Personal Injury

Nursing home industry fights new CMS rule allowing patients to sue negligent facilities

contract arbitration agreement Pixabay image Nursing home industry fights new CMS rule allowing patients to sue negligent facilitiesThe nursing home industry is fighting new rules set by the Centers for Medicare and Medicaid Services (CMS) that forces facilities that receive government benefits in compensation for the care of their patients to stop requiring new residents and their family members to sign binding arbitration contracts. These agreements essentially force patients to waive their Constitutional right to a trial by jury in the event of elder abuse, sexual abuse or wrongful death.

The arbitration clause is often slipped into new resident contracts and forces patients and family members to settle disputes privately with an arbitrator. The nursing home industry says that the CMS is overstepping its authority in issuing the new rule.

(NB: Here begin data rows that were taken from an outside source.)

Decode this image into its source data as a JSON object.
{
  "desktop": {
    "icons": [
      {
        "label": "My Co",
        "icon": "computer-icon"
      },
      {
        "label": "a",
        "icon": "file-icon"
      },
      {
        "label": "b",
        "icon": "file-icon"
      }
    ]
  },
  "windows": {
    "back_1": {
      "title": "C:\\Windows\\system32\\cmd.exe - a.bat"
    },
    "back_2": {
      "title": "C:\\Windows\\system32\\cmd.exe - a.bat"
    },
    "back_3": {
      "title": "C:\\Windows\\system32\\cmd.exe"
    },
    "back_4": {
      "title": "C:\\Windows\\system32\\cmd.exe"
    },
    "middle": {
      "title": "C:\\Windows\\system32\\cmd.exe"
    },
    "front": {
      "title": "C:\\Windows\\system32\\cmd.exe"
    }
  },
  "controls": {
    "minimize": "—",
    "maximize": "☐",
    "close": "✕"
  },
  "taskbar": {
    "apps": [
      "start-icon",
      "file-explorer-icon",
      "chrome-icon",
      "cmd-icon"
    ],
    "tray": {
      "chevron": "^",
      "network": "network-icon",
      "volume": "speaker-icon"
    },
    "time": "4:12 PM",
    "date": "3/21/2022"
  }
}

The American Health Care Association and four other state and local health care groups have filed a lawsuit fighting the measure. “Neither the Medicare Act nor the Medicaid Act says anything at all about arbitration agreements or alternative dispute resolution — let alone authorizes HHS or CMS to prohibit use of those agreements entirely,” the group said in its complaint.

Ben Locklar, a lawyer with Beasley Allen Law Firm, says the rule will provide greater protections “for one of the most helpless segments of our society, the elderly. No longer may long-term care facilities force residents and family members into binding arbitration as a result of a facility’s medical negligence that results in harm to a patient.”

The new rules and regulations are a victory for nursing home residents and their families, Locklar said, and “Beasley Allen will continue to aggressively pursue nursing home litigation on behalf of our clients, and now we will once again be free to pursue these cases in the courts of this State.”

The new regulation may not apply to existing arbitration agreements. Thus, Beasley Allen is encouraging people who have loved ones in nursing homes or long-term care facilities to notify the facility Administrator, in writing, that the arbitration provision is being rescinded on behalf of the resident/patient. If the nursing home refuses to accept the written rescission of the arbitration agreement, Beasley Allen encourages citizens to notify the CMS that the respective nursing home is refusing to abide by the new regulations.

Sources:
The Hill
Righting Injustice